SMILES Shelbi Grist, front, with the dancers   (111282-445)

SMILES Shelbi Grist, front, with the dancers (111282-445)

Shoppers stopped in their tracks to watch the up-tempo performance – fittingly soundtracked by Queen’s Don’t Stop Me Now.

The song signified the determination of 16-year-old Shelbi Grist, who has battled with a rare bone condition and has now given herself a fighting chance of competing in the Paralympics in wheelchair basketball.

Her bones are so brittle that even bouncing a basketball can break her fingers.

The teenager, who has won national awards for her bravery, was invited to Growing Places nursery to talk about why she never gives up.

The visit was part of a training session for young staff at the company, which has nurseries in Havant, Waterlooville and Fareham.

Staff were so impressed with her courage that they decided to do a street dance to raise cash to help her bid for the 2016 Paralympics.

David Smith, 21, from Fareham, managed to remember most of his moves.

He said: ‘It was amazingly scary! We have had 10 weeks of training and it was easy in practice, but then you get here and see a ring of people watching.

‘Once you started dancing, though, it was fun. I freestyled some of it.’

Dulcie Warren, 56, who came up with the dance idea, said: ‘We thought she was quite inspiring because she’s been through so much but still manages to achieve things.

‘We practised in the car park to get the feeling of being outside.

‘We have loved it so much most of us want to carry on dancing. It’s such a fun thing to do.’

Becky Smith, 29, from Fratton, is a parent of one of the youngsters at the nursery in Crookhorn and choreographed the routine.

She said: ‘It showed in that performance that anyone, even if they haven’t had dance training, can do it.’

And it certainly brought a big grin to Shelbi’s face.

The South Downs College student, of Linnet Close, Wecock, said: ‘It was nice of them. I thought it was a really good dance. I wouldn’t have been brave enough to do it! It’s nice of them to help me out.’

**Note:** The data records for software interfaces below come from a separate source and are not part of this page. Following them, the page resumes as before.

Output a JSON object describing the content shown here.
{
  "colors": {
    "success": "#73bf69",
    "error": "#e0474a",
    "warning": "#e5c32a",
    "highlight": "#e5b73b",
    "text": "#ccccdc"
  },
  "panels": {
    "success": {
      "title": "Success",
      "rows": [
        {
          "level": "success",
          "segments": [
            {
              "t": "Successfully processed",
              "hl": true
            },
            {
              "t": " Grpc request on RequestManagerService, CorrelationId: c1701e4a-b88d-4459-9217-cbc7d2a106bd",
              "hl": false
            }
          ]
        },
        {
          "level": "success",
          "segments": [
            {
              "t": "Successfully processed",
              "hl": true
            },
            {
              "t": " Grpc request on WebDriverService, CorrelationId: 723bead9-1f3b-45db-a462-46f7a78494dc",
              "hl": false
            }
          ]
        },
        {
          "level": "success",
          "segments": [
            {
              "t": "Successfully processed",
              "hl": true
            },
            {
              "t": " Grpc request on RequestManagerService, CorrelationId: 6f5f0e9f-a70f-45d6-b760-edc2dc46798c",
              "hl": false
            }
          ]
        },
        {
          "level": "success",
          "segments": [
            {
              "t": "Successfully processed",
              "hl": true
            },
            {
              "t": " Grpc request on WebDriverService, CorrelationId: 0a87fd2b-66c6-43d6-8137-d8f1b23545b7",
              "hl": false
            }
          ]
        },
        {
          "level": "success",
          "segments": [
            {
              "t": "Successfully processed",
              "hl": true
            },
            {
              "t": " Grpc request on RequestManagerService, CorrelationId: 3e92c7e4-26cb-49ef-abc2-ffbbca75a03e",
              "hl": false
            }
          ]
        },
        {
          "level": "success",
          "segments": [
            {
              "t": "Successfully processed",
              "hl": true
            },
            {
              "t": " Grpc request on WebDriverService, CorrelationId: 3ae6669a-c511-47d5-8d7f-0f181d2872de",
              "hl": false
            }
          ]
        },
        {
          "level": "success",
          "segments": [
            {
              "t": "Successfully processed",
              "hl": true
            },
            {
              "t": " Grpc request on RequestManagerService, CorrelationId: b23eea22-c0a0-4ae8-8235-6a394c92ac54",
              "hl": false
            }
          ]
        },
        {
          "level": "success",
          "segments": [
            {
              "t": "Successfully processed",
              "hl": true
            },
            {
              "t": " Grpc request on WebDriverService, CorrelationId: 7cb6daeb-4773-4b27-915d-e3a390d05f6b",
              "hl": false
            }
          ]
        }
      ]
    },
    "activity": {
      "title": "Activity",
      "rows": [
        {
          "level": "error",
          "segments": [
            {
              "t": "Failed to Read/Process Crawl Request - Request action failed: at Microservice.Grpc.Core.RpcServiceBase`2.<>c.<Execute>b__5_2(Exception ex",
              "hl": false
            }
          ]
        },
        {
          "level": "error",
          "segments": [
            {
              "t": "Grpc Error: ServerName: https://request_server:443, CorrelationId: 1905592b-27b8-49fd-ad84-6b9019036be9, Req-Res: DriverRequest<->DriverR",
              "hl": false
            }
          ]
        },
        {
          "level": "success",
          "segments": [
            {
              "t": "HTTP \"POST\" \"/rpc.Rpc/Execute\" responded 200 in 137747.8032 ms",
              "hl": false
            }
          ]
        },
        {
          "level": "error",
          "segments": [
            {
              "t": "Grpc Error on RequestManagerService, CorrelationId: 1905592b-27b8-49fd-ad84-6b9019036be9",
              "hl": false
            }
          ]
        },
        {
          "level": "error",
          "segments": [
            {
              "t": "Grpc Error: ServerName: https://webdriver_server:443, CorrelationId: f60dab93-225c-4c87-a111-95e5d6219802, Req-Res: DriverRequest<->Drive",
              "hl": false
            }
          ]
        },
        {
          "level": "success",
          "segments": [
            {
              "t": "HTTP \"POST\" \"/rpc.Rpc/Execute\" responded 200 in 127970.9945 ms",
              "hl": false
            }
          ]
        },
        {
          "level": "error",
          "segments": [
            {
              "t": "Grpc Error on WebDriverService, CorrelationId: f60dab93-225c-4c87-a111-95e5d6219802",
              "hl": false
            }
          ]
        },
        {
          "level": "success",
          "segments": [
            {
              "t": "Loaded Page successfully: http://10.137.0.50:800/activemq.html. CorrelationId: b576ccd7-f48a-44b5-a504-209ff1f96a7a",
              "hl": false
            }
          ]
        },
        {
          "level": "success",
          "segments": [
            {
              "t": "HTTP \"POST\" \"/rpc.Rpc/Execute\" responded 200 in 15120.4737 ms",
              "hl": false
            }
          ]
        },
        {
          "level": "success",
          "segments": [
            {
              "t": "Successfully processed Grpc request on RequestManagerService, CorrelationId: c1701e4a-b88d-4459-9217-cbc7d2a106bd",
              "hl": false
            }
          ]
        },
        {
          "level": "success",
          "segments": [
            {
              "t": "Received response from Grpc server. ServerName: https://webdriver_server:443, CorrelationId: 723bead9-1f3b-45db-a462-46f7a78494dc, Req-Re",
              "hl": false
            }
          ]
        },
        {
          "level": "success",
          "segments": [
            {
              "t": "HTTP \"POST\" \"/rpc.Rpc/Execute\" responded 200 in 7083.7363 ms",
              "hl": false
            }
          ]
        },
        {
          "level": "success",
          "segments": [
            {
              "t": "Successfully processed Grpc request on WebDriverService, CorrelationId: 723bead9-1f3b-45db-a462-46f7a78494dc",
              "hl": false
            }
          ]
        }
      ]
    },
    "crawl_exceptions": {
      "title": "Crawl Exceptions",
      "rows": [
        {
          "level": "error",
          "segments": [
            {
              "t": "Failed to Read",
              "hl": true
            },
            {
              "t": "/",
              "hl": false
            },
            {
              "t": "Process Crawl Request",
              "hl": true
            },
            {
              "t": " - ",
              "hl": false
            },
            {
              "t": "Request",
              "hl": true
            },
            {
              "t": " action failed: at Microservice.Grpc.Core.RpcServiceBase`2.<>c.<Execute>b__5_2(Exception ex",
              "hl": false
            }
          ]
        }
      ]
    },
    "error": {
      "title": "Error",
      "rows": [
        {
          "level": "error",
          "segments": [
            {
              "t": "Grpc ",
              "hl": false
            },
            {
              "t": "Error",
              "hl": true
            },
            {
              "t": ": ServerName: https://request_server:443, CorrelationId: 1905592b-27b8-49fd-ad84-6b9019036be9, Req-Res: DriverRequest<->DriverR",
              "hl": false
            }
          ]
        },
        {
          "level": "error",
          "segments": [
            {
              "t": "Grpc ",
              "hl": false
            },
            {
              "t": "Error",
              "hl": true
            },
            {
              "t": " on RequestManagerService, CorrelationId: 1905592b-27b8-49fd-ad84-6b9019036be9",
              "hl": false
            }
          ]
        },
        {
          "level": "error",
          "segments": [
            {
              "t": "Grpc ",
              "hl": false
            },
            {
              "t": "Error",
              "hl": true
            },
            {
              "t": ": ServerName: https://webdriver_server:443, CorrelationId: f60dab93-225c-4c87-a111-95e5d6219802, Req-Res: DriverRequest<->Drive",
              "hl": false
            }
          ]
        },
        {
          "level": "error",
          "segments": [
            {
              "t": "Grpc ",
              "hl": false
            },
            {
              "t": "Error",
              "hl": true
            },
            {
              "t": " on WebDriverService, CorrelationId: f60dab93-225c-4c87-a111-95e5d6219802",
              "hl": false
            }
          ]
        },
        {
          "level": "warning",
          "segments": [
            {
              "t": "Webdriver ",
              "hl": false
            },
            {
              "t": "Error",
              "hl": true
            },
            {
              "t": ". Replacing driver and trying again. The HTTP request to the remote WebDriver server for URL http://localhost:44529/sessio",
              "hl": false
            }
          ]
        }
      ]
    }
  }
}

The dance is expected to raise hundreds of pounds through sponsorship and donations. Anyone who would like to donate can call (023) 9225 8557.